Since becoming a signatory to the Montreal Protocol in December 1989, Sri Lanka has thus far sought to implement all national obligations. In 2018, Sri Lanka ratified the Kigali Amendment to the Montreal Protocol on substances that deplete the ozone layer, including the phase-down of the production and consumption of hydrofluorocarbons (HFCs).
Sri Lanka has successfully phased out Chlorofluorocarbons (CFCs) in the Refrigeration and Air Conditioning (RAC) sector and is currently implementing the second stage of the Hydro-chlorofluorocarbon Phase-out Management Plan (HPMP) for the gradual phaseout of HFCs in the RAC sector. To ensure compliance with the Montreal Protocol, Sri Lanka has established a licensing and quota system for HCFC imports and exports.
During HPMP Stage II, short, medium and long-term strategies will be developed to continue the HCFC phase-out effort and to facilitate the safe introduction of new alternatives to sustain the HCFC phase-out, in light of the overarching strategy.
Speaking on Sri Lanka’s progress in phasing out HFCs, Mr. W.D.S.C. Weliwatta, Additional Secretary (Natural Resources) – Ministry of Environment noted that, “Sri Lanka is progressing in its second stage of phasing out HFCs and hopes to fully phase out the use of HFCs by 2030. The government encourages the adaptation of new alternative technologies in view of the HFC phase-down plan, which will also contribute towards achieving energy efficiency. The HFC phasedown strategy especially focuses on energy efficiency and has programmes designed to train technicians, enhance training facilities at training centres, and provide essential tools towards phasing out the use of HFCs.”
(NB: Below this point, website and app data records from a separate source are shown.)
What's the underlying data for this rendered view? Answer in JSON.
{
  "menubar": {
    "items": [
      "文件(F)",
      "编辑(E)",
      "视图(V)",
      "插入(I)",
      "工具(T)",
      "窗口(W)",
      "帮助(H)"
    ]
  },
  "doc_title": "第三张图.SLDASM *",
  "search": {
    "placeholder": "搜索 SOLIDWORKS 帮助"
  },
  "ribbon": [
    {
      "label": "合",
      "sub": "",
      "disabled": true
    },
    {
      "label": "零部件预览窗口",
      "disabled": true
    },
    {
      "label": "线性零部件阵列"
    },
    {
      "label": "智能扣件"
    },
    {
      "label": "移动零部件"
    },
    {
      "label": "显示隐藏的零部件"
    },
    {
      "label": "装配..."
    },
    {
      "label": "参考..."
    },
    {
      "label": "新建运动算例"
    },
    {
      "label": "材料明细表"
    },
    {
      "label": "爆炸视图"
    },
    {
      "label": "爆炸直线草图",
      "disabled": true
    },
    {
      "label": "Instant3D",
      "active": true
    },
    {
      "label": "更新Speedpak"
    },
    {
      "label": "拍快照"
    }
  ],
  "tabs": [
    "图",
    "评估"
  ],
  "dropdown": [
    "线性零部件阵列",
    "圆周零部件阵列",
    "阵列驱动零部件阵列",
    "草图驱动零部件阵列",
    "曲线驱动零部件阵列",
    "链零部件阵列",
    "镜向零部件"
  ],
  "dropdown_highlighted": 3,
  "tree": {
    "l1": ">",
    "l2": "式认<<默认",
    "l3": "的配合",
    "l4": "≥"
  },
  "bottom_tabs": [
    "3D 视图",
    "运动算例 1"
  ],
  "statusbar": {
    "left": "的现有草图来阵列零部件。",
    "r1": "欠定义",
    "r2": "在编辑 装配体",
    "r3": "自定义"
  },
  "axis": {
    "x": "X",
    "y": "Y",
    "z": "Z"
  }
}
In this regard, the Government of Sri Lanka with the assistance of the United Nations Development Programme (UNDP) in Sri Lanka has secured funding from the Multilateral Fund to develop the HFC phasedown plan for the country. UNDP is assisting the government to develop its HFC Phasedown proposal to obtain the necessary resources.
As a part of developing the HFC Phasedown Management plan of the Kigali Implementation Plan (KIP), The National Ozone Unit of the Ministry of the Environment is in the process of collecting the baseline information on HFC usage in the country with the support of UNDP and the Industrial Services Bureau – Northwestern Province.
Highlighting UNDP’s role in supporting Sri Lanka’s efforts in phasing out of HFCs, Ms. Sureka Perera, Programme Quality and Design Analyst, UNDP in Sri Lanka emphasized that, ‘’Replicating the urgency of phasing-down & phasing-down Ozone Depleting Substances (ODCs) in the real world is easier said than done. However, as we have seen both globally & locally, with the right technology & ambitious partners, reducing ODSs and limiting the potential for Greenhouse Gases to enter the atmosphere has been demonstrated to be a possibility. Realizing the importance of protecting the ozone layer, UNDP, globally, supports countries to eliminate ODSs through supporting the implementation of national ODS Phase-Out Management Plans. UNDP’s support includes technical assistance, formulation and implementation of country and sector strategies, capacity building, accessing funding from different sources, and forging important partnerships.”
To this end, the inception workshop was held recently, jointly organized by the National Ozone Unit, Ministry of Environment, UNDP in Sri Lanka and the Industrial Services Bureau – Northwestern Province to get insights from all relevant stakeholders for the implementation of the HFC Phasedown plan, the preparation of the KIP and discuss and agree on the way forward.